There were, at that time, several radio variety programs offering dramatic content. The Eveready Hour (musical numbers, comedy routines, and dramatic sketches), The Collier Hour (dramatized content from Collier's magazine), The Maxwell House Show Boat (variety programs), The Kraft Music Hall (leaned toward music), The Eddie Cantor Show, Fleischman Hour (starring Rudy Vallee), and The Jack Pearl Show (leaned toward comedy). The March of Time (begun in 1931) dramatized news events. 45 Minutes in Hollywood leveraged a relationship with Photoplay to dramatize excerpts from upcoming motion picture releases using anonymous radio actors and occasionally, interviews with the actual film star(s). Hotel Hollywood (first episode 5 October 1934) offered scenes from upcoming films with (sometimes) the actual stars voicing their roles.
Began in New York
But Lux Radio Theatre was unique in that it featured, in each week's dramatization, well-known stars of stage and screen acting in the leading roles. For the first two seasons, because of its New York location, Lux Radio Theatre focused on adapting theatrical performances, including well-known plays and performers popular in previous years. But, because first the NBC and then CBS radio networks carried the program across the country, the producers of Lux Radio Theatre began increasingly focusing on actors with national reputations, and this led to an increasing focus on movie actors.

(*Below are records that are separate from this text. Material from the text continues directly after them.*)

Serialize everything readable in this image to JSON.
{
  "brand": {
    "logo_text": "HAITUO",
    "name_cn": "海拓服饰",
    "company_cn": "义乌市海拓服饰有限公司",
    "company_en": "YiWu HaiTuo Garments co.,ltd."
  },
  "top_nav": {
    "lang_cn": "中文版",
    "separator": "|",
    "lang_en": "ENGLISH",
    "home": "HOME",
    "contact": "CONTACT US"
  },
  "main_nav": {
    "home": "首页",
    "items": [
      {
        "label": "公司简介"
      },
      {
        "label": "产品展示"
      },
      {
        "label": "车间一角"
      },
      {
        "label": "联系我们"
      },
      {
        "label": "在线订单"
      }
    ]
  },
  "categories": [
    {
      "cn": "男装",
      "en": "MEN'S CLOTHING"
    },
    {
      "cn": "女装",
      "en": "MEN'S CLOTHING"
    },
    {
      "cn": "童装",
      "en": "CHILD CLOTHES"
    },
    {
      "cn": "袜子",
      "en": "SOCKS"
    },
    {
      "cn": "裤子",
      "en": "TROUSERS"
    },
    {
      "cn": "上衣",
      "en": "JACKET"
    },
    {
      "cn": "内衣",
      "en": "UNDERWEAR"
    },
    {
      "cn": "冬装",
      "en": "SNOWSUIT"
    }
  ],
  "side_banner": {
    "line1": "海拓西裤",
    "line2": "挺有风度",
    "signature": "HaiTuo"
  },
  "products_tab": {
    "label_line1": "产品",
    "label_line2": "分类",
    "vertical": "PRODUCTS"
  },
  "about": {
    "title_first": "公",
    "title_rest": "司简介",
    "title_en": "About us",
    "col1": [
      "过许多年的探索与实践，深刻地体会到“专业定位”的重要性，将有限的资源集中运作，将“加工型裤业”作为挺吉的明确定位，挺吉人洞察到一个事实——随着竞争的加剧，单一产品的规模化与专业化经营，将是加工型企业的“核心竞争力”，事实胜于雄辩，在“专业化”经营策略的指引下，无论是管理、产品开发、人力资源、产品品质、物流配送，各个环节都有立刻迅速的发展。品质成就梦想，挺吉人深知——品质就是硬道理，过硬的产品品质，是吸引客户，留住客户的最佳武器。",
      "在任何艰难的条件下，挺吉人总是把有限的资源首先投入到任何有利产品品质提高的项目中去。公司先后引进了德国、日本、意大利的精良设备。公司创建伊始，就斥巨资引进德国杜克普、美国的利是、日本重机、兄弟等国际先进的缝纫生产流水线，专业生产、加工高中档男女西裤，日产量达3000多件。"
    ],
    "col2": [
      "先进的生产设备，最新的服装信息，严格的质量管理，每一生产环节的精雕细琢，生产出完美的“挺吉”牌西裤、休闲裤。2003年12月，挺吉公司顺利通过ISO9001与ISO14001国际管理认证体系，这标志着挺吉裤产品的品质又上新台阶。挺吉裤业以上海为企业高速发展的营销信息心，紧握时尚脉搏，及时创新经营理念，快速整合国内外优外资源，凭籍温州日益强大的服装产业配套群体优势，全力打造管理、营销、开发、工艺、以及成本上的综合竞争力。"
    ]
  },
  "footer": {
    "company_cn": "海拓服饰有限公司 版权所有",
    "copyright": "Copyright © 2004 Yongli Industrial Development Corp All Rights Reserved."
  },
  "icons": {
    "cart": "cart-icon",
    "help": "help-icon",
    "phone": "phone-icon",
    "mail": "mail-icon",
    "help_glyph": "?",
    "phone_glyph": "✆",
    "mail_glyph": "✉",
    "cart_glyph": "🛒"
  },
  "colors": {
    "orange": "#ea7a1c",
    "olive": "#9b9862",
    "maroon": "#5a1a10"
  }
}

Moved to Los Angeles
After two seasons, Lux Radio Theatre moved to the Music Box Theatre (now the Henry Ford Theatre), on Hollywood Boulevard, in Los Angeles, California. Several other changes were also implemented. First, audiences were encouraged to attend each live broadcast. Audiences were not a part of the New York broadcasts, so their addition at the instance of Lever Brothers offered significant promotional opportunities. Hollywood actors, with national reputations, were contracted to voice roles from their current movies. Louis Silvers, an Academy Award winning music director was hired. Cecil B. DeMille, known to even casual movie fans, was engaged as the program's new host. The first broadcast from Hollywood was 1 June 1936. From then on, every Lux Radio Theatre broadcast was like an opening night, with marquee lights, new stars, and movie fans seeking autographs.
The Wizard of Oz web poster by Holly Slocum (240 x 356)
The Wizard of Oz cover poster by Holly Slocum (820 x 360)
The Wizard of Oz landscape poster by Holly Slocum (1920 x 1080)
The Wizard of Oz square poster by Holly Slocum (2000 x 2000)
The Wizard of Oz full poster by Holly Slocum (2000 x 3000)